A silica monitoring data compilation project was initiated through the American Conference of Governmental Industrial Hygienists Construction Committee. Personal silica exposure monitoring data was collected and analyzed from 13 private, research and regulatory groups. An effort was made to collect as much information as possible about task, tool, environmental and control conditions. Results from 1,374 personal quartz samples reported had a geometric mean (GM) of 0.13 mg/m3 and a GSD of 5.9. Highest exposures were reported for abrasive blasters, surface and tuckpoint grinders, jackhammers, and rock drills. Results were considerably higher for short term samples (up to 2 hours) than for mid term (2-6 hours) or longer (over 6 hour) samples. For nearly all exposure variables, a large portion of variable categories were at or over the quartz occupational exposure limit of 0.05 mg/m3. The data variability within task and tool was very large, with some very high exposures reported for a broad spectrum of tools. These results indicate that respiratory protection commonly used on construction sites is often inadequate for the exposures encountered. Further understanding of the conditions leading to high exposures will require more detailed documentation of the sample characteristics following database design recommendations or systematic surveys of exposure in this complex industry.
Development of an ACGIH Construction Industry Silica Exposure Database Overview
Silica Exposures in Construction: What Workers Need to Know
This brochure describing silica exposure is targeted towards construction.
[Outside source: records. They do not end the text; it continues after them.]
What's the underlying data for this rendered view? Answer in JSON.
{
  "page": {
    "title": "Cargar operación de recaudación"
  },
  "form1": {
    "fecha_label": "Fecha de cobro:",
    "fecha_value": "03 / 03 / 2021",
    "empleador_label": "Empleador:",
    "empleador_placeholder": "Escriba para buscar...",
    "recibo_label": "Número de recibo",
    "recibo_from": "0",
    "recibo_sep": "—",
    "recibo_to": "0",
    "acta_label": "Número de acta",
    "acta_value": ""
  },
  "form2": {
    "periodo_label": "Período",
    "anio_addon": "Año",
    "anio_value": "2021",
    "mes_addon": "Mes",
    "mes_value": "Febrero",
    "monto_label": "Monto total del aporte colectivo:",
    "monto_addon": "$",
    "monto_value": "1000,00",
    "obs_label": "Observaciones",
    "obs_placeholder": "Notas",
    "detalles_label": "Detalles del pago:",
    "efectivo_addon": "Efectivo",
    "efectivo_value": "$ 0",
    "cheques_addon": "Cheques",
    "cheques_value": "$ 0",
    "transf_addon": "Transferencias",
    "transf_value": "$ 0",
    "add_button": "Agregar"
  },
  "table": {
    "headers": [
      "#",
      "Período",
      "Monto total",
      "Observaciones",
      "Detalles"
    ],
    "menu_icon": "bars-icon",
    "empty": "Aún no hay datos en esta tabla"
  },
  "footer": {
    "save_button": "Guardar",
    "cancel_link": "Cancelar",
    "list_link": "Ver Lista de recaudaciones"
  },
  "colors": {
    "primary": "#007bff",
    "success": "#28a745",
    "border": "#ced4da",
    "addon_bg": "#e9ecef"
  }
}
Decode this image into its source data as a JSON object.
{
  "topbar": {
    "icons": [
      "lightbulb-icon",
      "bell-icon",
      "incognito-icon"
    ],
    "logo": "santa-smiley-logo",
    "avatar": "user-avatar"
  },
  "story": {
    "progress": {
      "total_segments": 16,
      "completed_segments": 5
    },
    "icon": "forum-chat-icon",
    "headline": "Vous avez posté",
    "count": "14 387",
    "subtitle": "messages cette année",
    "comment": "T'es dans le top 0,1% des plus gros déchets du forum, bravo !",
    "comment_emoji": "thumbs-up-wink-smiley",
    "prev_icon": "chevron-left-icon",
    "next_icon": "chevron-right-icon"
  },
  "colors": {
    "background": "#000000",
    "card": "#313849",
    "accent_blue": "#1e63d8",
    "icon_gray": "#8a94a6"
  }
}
It recommendeds the use of respirators for eight common construction tasks.